Consider the imagery.
Those long, drawn-out scoring droughts that can be deadly against the likes of the Cleveland Cavaliers in Round 2 juxtaposed with Jimmy Butler catching fire in the fourth quarter and Derrick Rose recognizing it, making sure to be aggressive enough to have his presence felt but not domineering enough to take Butler out of his rhythm.
The delicate dance the backcourt will walk in this postseason will likely play the biggest part in their fortunes, as no matter how Rose looked in Game 1, Game 2 was a reminder he’s in his seventh game back from knee surgery — it just so happens to be in the high-pressure, no-excuses environment of the playoffs.
“When you’re missing shots, you have to do other things to help the team,” Bulls coach Tom Thibodeau said. “Whether it’s playing defense or making plays, I thought Derrick did that. He got lost in the game and started doing other things then found his offensive rhythm.”
The duo combined for 36 of the Bulls’ 52 second-half points after a near-disastrous start — the kind they can’t afford to have from this point forward. Rose went scoreless in the first half, missing all seven of his shot attempts while Butler missed his first six 3-point attempts.
“First half, I was missing shots,” Rose said. “I was just trying to get everybody into the game. We went up one at halftime. The second half, it’s a different game. It’s kind of like the restart button where you forget about the first half and just go out and play.”
No one would ever accuse Rose of hesitating, so it was no surprise when he unexpectedly received a kickout pass from Mike Dunleavy, he looked down before stepping back to launch a triple — where finally he and the ball were on the same accord.
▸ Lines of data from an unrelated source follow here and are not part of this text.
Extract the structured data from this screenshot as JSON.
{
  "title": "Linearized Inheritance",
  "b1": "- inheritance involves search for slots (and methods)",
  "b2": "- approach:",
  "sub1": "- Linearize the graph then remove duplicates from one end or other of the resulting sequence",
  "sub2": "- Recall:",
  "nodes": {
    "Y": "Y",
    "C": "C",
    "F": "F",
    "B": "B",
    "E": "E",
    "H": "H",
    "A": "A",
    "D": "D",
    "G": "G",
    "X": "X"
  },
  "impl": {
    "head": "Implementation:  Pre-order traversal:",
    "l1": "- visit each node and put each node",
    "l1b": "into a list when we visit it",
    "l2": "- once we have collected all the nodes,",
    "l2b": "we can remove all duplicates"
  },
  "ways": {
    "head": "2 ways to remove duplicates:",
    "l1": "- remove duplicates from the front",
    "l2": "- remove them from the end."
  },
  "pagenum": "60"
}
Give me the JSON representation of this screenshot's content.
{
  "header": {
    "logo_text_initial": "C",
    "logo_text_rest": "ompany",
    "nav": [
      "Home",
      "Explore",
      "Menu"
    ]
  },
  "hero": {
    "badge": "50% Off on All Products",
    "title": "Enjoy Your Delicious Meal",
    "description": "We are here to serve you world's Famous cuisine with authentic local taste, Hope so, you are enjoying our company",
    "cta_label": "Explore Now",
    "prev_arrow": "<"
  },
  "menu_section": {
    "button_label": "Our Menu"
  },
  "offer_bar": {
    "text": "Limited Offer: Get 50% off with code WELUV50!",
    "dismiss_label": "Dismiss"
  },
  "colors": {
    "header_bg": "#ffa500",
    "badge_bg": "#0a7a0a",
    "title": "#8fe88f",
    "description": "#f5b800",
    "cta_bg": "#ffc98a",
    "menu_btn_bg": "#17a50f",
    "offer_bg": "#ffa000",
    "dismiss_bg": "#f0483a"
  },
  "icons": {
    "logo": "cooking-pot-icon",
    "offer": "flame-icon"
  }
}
A few possessions later, the crevices of a ridiculously tough Bucks defense provided just enough sunlight for Rose to slide through and get a lefty layup to fall, right before he tossed a crosscourt lob pass to Butler for a layup that signaled the Bulls finally finding their offensive rhythm.
For Butler, it didn’t take much for him to catch the feeling Rose had in the third quarter of Game 1 — having the ball on a string, the game in your hands and knowing no one can truly stop you on a given night.
“I think I took a lot of bad shots that happened to go in,” said Butler, who shot 10 for 19 from the field for a game-high 31 points and nine rebounds.
But Butler’s emergence is the strongest reminder that Rose doesn’t have to do it all by himself anymore, which he certainly has appeared to recognize given his strong floor game. Rose’s nine assists were his 11th playoff game with nine or more, and he didn’t turn the ball over at all in the second half.
“He definitely makes it a lot easier,” Butler said. “When he’s on the floor, people pay attention to him a lot more than they do me. So all I have to do is step up and make my shots.”
Rose’s jumper with less than a minute remaining complemented Butler’s fourth-quarter explosion where Butler scored 14, and quietly, is averaging 28 points on 55 percent shooting in the first two games this series.
“Huge. Huge. It’s always a plus when you got a guy that talented and confident in his game,” said Rose of Butler. “We’ve seen him put the work in. And he’s actually out there showing that it’s paying off. If anything, it pushes us as a team to work on our game individually and with everyone doing that, it gives us a good chance to win.”
The Bulls still shot just 37 percent in the second half, but Rose and Butler combined to go 11-for-18 — meaning their teammates hit just five of their 25 attempts after halftime.
“We’re playing the game the right way, and that will get guys their shots,” Butler said. “Any night someone can score 30. All I have to do is step up and make my shots.”
It’s a reminder they need to play more to develop more continuity, because they’ll need it sooner rather than later.